Ashland, Oregon is a town filled with thousands of other towns. You can step into one of the theatres at the Oregon Shakespeare Festival, and find yourself in Ancient Greece, Iraq, or the fictional land of Arcadia. I did just that with 29 other Pinewood students.
On the night of our arrival, we disembarked the bus to light rainfall, a novelty to us Californians, and walked into the heart of Ashland. During our hour of independent dinner, we not only discovered the sprawling beauty of Lithia Park, but also a store full of tchotchkes (decorative objects that do not serve an obvious purpose) and eclectic souvenirs. After dinner, we came across the town’s resident sheep herder, complete with two sheep on leashes. We hadn’t even seen a show, yet we were already wildly entertained.
Our first taste of Ashland theatre came in the new musical, “Head Over Heels.” This show followed the adventure of a king trying to save his family from what he thought to be dreadful prophecies. My description of the musical sounds tragic, but we were reminded time and time again that the show was neither tragedy, nor comedy, but actually a romance- a blend of both. Nevertheless, I, along with many of my peers, was roaring with laughter throughout both acts.
The second day of my stay in Ashland began with a backstage tour, showing us the work behind the shows that thousands of people come from all over the world to see. It was interesting to see behind the scenes of the show we had seen the night before. The magic and music that had seemed to permeate the entire theatre during the dark evening hours, was reduced to a tired echo the next day.
Later that evening, we took a hike in Lithia Park, where we were led in a yoga and tai chi session by English teachers Sabrina Strand and Eric Schreiber. Next, we attended the first and only Shakespearean play we would see on our trip. Pericles tells the tale of yet another king who experiences grief, betrayal, and something near madness over the course of 19 years. Although the king, “Pericles,” thought he had lost both his wife and daughter, spoiler alert: his despair is remedied at the end of the play, when he is reunited with both of them, alive and well.

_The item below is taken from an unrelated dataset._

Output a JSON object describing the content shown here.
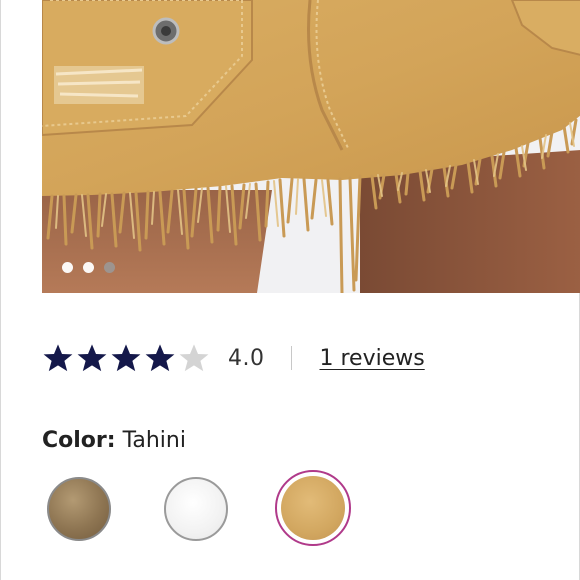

The very next morning, we had the privilege of meeting the lead actor who had portrayed Pericles. An exciting and comedic hour of question and answer took place with our new friend Wayne T. Carr. We have yet to discover what the “T” stands for.
After free time and lunch, we attended a matinee performance of “The Happiest Song Plays Last,” my favorite show by far. This play followed two cousins in different parts of the world. Elliot, an Iraq war veteran, begins a new career as a movie star. As he shoots on location in Jordan, the events of Arab Spring take place three countries away in Egypt. Elliot is haunted by a specific day of his time in the military and struggles with post traumatic stress disorder throughout the play. His cousin, Yaz, is a selfless woman who works constantly to feed the homeless in her community in Philadelphia. She is faced with the corruption within her city and strives to correct the grievous mistakes her community makes.

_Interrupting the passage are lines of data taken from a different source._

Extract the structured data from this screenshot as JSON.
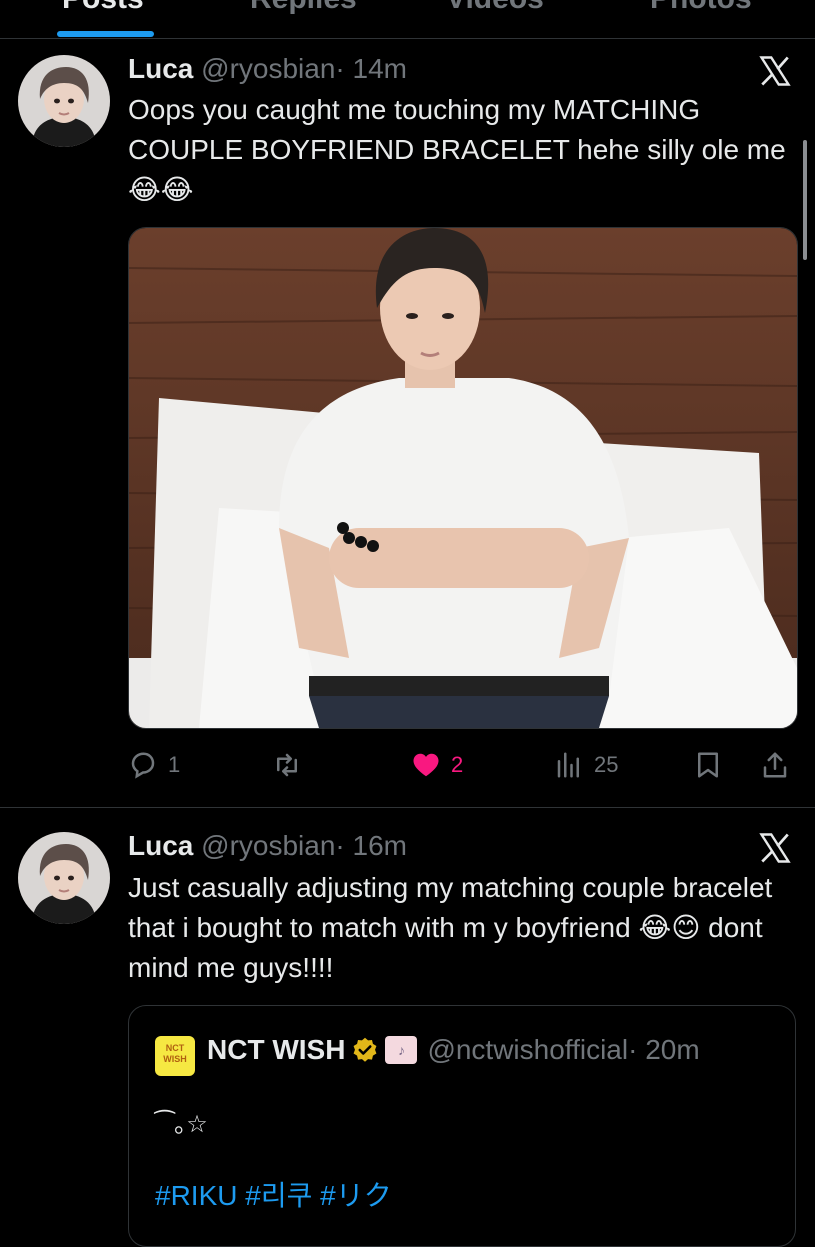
{
  "tabs": [
    "Posts",
    "Replies",
    "Videos",
    "Photos"
  ],
  "tweets": [
    {
      "name": "Luca",
      "handle": "@ryosbian",
      "time": "· 14m",
      "text": "Oops you caught me touching my MATCHING COUPLE BOYFRIEND BRACELET hehe silly ole me 😂😂",
      "stats": {
        "replies": "1",
        "reposts": "",
        "likes": "2",
        "views": "25"
      }
    },
    {
      "name": "Luca",
      "handle": "@ryosbian",
      "time": "· 16m",
      "text": "Just casually adjusting my matching couple bracelet that i bought to match with m y boyfriend 😂😊 dont mind me guys!!!!",
      "quote": {
        "logo_text": "NCT WISH",
        "name": "NCT WISH",
        "handle": "@nctwishofficial",
        "time": "· 20m",
        "text": "⁀｡☆",
        "tags": "#RIKU #리쿠 #リク"
      }
    }
  ],
  "colors": {
    "accent": "#1d9bf0",
    "like": "#f91880",
    "muted": "#71767b"
  },
  "icons": [
    "x-logo-icon",
    "reply-icon",
    "repost-icon",
    "heart-icon",
    "views-icon",
    "bookmark-icon",
    "share-icon",
    "verified-icon"
  ]
}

I left the theatre with a sense of weightlessness and heaviness, all at the same time. The play showed us some of the happiest moments in a person’s life, but did not fail to show the ugly side of the world that we must all try to overcome.
Wish you were there,